## WORK REQUEST
Only a number is expected in reply: the count of lines below where the word "folder" occurs.

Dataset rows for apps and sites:
= = = = =
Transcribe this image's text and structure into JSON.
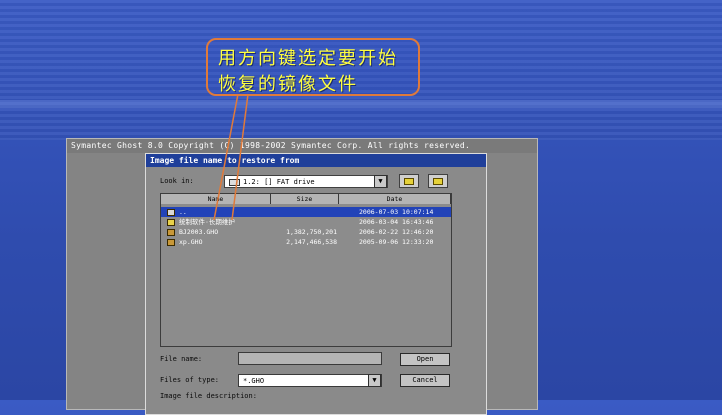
{
  "background": {
    "accent": "#3554bb"
  },
  "ghost_window": {
    "title": "Symantec Ghost 8.0    Copyright (C) 1998-2002 Symantec Corp. All rights reserved."
  },
  "dialog": {
    "title": "Image file name to restore from",
    "look_in_label": "Look in:",
    "look_in_value": "1.2: [] FAT drive",
    "dropdown_glyph": "▼",
    "columns": [
      "Name",
      "Size",
      "Date"
    ],
    "rows": [
      {
        "name": "..",
        "size": "",
        "date": "2006-07-03 10:07:14",
        "icon": "parent-folder-icon",
        "selected": true
      },
      {
        "name": "统制软件·长期维护",
        "size": "",
        "date": "2006-03-04 16:43:46",
        "icon": "folder-icon",
        "selected": false
      },
      {
        "name": "BJ2003.GHO",
        "size": "1,382,750,201",
        "date": "2006-02-22 12:46:20",
        "icon": "ghost-file-icon",
        "selected": false
      },
      {
        "name": "xp.GHO",
        "size": "2,147,466,538",
        "date": "2005-09-06 12:33:20",
        "icon": "ghost-file-icon",
        "selected": false
      }
    ],
    "file_name_label": "File name:",
    "file_name_value": "",
    "files_of_type_label": "Files of type:",
    "files_of_type_value": "*.GHO",
    "description_label": "Image file description:",
    "open_button": "Open",
    "cancel_button": "Cancel"
  },
  "annotation": {
    "line1": "用方向键选定要开始",
    "line2": "恢复的镜像文件",
    "border_color": "#e07a3a",
    "text_color": "#ffff40"
  }
}
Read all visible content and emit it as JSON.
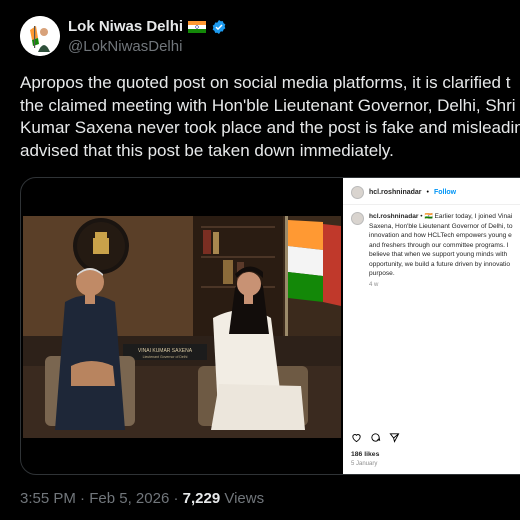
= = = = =
## EXERCISE OUTPUT
2